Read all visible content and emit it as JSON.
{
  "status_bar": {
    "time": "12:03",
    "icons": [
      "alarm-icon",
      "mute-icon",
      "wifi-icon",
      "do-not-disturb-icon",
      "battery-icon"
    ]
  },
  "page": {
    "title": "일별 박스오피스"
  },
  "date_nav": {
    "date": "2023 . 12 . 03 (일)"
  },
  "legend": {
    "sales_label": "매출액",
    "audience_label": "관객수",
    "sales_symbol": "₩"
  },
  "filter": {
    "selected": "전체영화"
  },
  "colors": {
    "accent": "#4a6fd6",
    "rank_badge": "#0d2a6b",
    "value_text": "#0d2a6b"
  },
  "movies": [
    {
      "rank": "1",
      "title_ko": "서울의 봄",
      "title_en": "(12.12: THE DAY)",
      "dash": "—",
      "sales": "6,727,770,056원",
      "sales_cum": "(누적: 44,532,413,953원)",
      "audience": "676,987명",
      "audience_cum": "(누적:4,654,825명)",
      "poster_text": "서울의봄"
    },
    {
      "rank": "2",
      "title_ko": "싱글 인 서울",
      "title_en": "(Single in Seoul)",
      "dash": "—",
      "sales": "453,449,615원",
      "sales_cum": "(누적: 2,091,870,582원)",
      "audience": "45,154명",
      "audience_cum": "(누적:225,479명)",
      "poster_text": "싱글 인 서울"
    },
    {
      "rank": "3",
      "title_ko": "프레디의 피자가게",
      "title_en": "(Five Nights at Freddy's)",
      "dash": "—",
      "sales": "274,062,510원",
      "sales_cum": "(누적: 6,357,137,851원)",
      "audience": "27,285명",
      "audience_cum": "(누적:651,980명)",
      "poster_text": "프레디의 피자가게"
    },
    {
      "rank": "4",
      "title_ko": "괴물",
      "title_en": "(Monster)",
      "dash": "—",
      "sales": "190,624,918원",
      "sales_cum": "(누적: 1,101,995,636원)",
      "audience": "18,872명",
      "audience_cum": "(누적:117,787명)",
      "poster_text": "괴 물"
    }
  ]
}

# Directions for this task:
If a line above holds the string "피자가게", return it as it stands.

# Answer for this exercise:
      "title_ko": "프레디의 피자가게",
      "poster_text": "프레디의 피자가게"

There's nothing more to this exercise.